In most cases, lightweight concrete is used in a structure to reduce the dead load. Therefore, the density must be specified. Contract documents should specify the “equilibrium density,” which is defined in ASTM C567(4) as the density after exposure to a relative humidity of 50% and a temperature of 73°F (23°C) for sufficient time to reach a constant mass. It generally takes at least 90 days to obtain equilibrium density.
The density of fresh LWC is measured at the point of placement and used for acceptance. Designers may specify the fresh density. Alternatively, they may require the concrete supplier to provide a fresh density corresponding to the specified equilibrium density. A concrete or lightweight aggregate supplier can assist the designer in selecting an appropriate pair of consistent values. It is recommended that maximum densities be specified rather than densities with a tolerance.
If the weight of a member for handling, transportation, or erection is a concern, the fresh density should be used to compute the member weight because the concrete will not lose much moisture before handling, transportation, or erection. Contract documents must also indicate the density of reinforced concrete used for dead load calculations. This includes an allowance for reinforcing steel that is usually taken as an extra 5 lb/ft3 (80 kg/m3).
While entrained air is generally used to protect the paste in concrete from damage caused by freezing and thawing, it is also used in LWC to improve its workability and finishing characteristics and to further reduce the concrete density. Air content must be measured at the point of placement using the volumetric method per AASHTO T 196(5) and not the pressure method per AASHTO T 152.(6)
Freezing and Thawing Resistance
Where resistance to freezing and thawing is important, testing should be required according to AASHTO T 161 Procedure A.(7) The standard test method must be modified for lightweight concrete by allowing specimens to dry prior to testing as specified in AASHTO M 195.(2) This modification must be followed to obtain meaningful results.
1. Castrodale, R. W. and Harmon, K. S., “Specifying Lightweight Concrete for Bridges,” Proceedings, 2008 Concrete Bridge Conference, St. Louis, MO, May 16-19, 2008, 12 pp.
2. Standard Specification for Lightweight Aggregates for Structural Concrete, AASHTO M 195, American Association of State Highway and Transportation Officials, Washington, DC.
3. Georgia Department of Transportation, “Special Provisions: Section 500—Concrete Structures,” Contract Documents for Project No. MSL-003-00(161) & IM-85-1(356), Coweta & Meriwether Counties, August 23, 2006, 5 pp.

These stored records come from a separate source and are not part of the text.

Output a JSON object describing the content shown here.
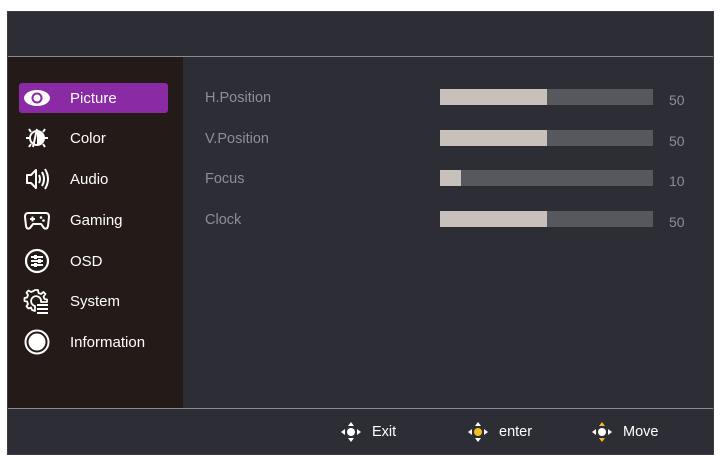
{
  "menu": [
    {
      "label": "Picture",
      "icon": "eye-icon",
      "active": true
    },
    {
      "label": "Color",
      "icon": "color-icon",
      "active": false
    },
    {
      "label": "Audio",
      "icon": "speaker-icon",
      "active": false
    },
    {
      "label": "Gaming",
      "icon": "gamepad-icon",
      "active": false
    },
    {
      "label": "OSD",
      "icon": "osd-sliders-icon",
      "active": false
    },
    {
      "label": "System",
      "icon": "system-gear-icon",
      "active": false
    },
    {
      "label": "Information",
      "icon": "information-circle-icon",
      "active": false
    }
  ],
  "settings": [
    {
      "label": "H.Position",
      "value": "50",
      "level": 50
    },
    {
      "label": "V.Position",
      "value": "50",
      "level": 50
    },
    {
      "label": "Focus",
      "value": "10",
      "level": 10
    },
    {
      "label": "Clock",
      "value": "50",
      "level": 50
    }
  ],
  "footer": {
    "exit_label": "Exit",
    "enter_label": "enter",
    "move_label": "Move"
  },
  "colors": {
    "accent": "#8a2aa4",
    "highlight": "#f0c020"
  }
}
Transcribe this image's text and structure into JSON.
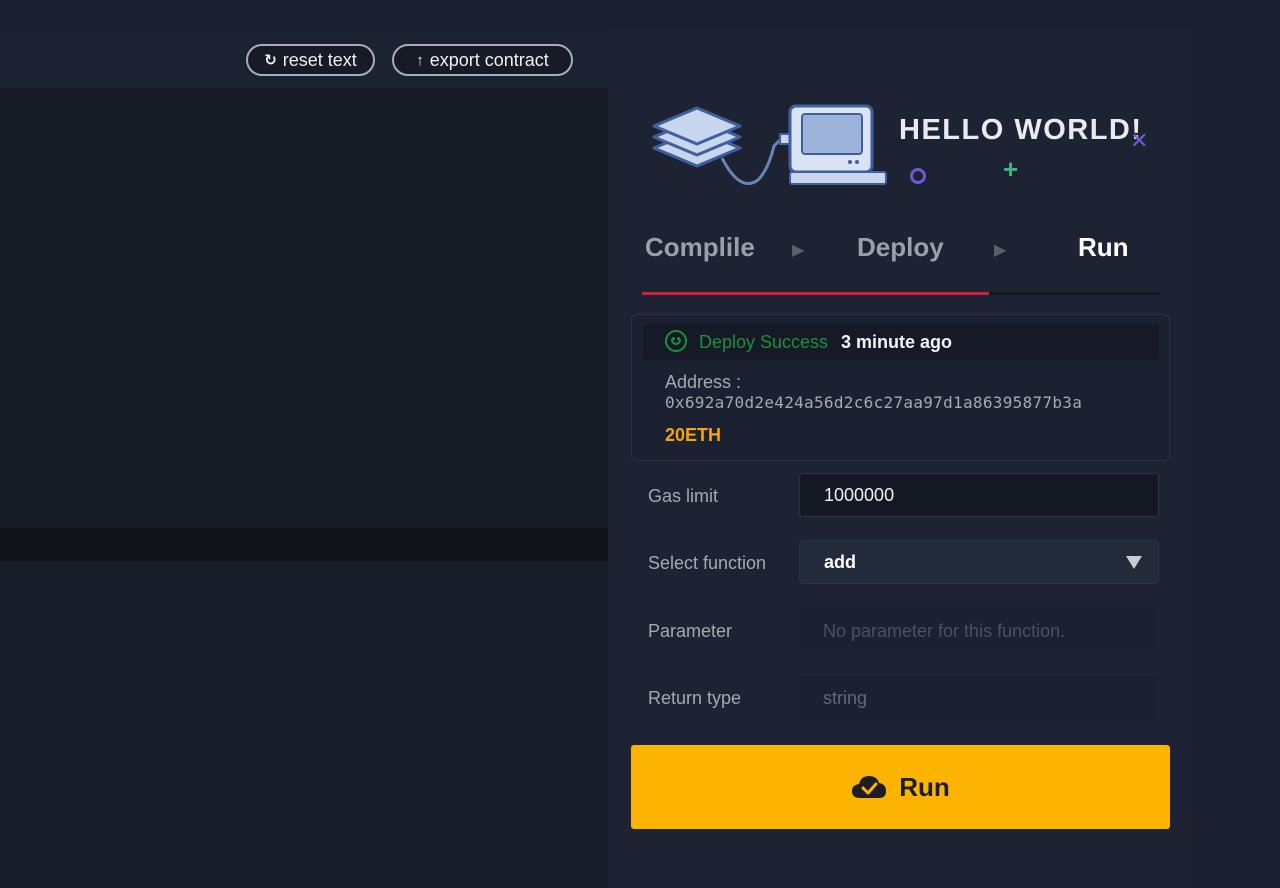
{
  "toolbar": {
    "reset_label": "reset text",
    "export_label": "export contract"
  },
  "hero": {
    "title": "HELLO WORLD!"
  },
  "steps": [
    {
      "label": "Complile",
      "active": false
    },
    {
      "label": "Deploy",
      "active": false
    },
    {
      "label": "Run",
      "active": true
    }
  ],
  "progress": {
    "fraction": 0.67,
    "color": "#d0213a"
  },
  "status": {
    "text": "Deploy Success",
    "time": "3 minute ago",
    "address_label": "Address :",
    "address": "0x692a70d2e424a56d2c6c27aa97d1a86395877b3a",
    "balance": "20ETH"
  },
  "form": {
    "gas_label": "Gas limit",
    "gas_value": "1000000",
    "function_label": "Select function",
    "function_value": "add",
    "parameter_label": "Parameter",
    "parameter_placeholder": "No parameter for this function.",
    "return_label": "Return type",
    "return_value": "string"
  },
  "run_button": {
    "label": "Run"
  },
  "colors": {
    "accent": "#fdb401",
    "success": "#1e8f3a",
    "balance": "#f2a50c",
    "decor_purple": "#6d5bd4",
    "decor_green": "#3fb57e"
  },
  "icons": {
    "reset": "refresh-icon",
    "export": "upload-arrow-icon",
    "status": "smile-icon",
    "run": "cloud-check-icon",
    "select": "caret-down-icon"
  }
}
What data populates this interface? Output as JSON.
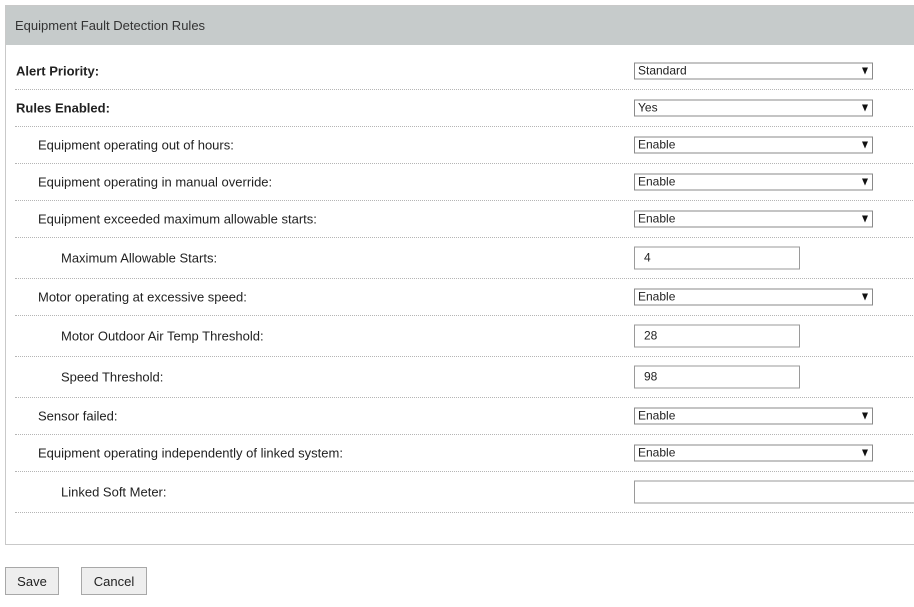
{
  "panel": {
    "title": "Equipment Fault Detection Rules"
  },
  "rules": [
    {
      "label": "Alert Priority:",
      "type": "select",
      "value": "Standard"
    },
    {
      "label": "Rules Enabled:",
      "type": "select",
      "value": "Yes"
    },
    {
      "label": "Equipment operating out of hours:",
      "type": "select",
      "value": "Enable"
    },
    {
      "label": "Equipment operating in manual override:",
      "type": "select",
      "value": "Enable"
    },
    {
      "label": "Equipment exceeded maximum allowable starts:",
      "type": "select",
      "value": "Enable"
    },
    {
      "label": "Maximum Allowable Starts:",
      "type": "text",
      "value": "4"
    },
    {
      "label": "Motor operating at excessive speed:",
      "type": "select",
      "value": "Enable"
    },
    {
      "label": "Motor Outdoor Air Temp Threshold:",
      "type": "text",
      "value": "28"
    },
    {
      "label": "Speed Threshold:",
      "type": "text",
      "value": "98"
    },
    {
      "label": "Sensor failed:",
      "type": "select",
      "value": "Enable"
    },
    {
      "label": "Equipment operating independently of linked system:",
      "type": "select",
      "value": "Enable"
    },
    {
      "label": "Linked Soft Meter:",
      "type": "text",
      "value": ""
    }
  ],
  "actions": {
    "save_label": "Save",
    "cancel_label": "Cancel"
  },
  "icons": {
    "dropdown": "chevron-down-icon"
  }
}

4. Standard Test Method for Determining Density of Structural Lightweight Concrete, ASTM C567, ASTM International, West Conshohocken, PA.
5. Standard Method of Test for Air Content of Freshly Mixed Concrete by the Volumetric Method, AASHTO T 196, American Association of State Highway and Transportation Officials, Washington, DC.
6. Standard Method of Test for Air Content of Freshly Mixed Concrete by the Pressure Method, AASHTO T 152, American Association of State Highway and Transportation Officials, Washington, DC.
7. Standard Method of Test for Resistance of Concrete to Rapid Freezing and Thawing, AASHTO T 161, American Association of State Highway and Transportation Officials, Washington, DC.
HPC Bridge Views, Issue 59, Jan/Feb 2010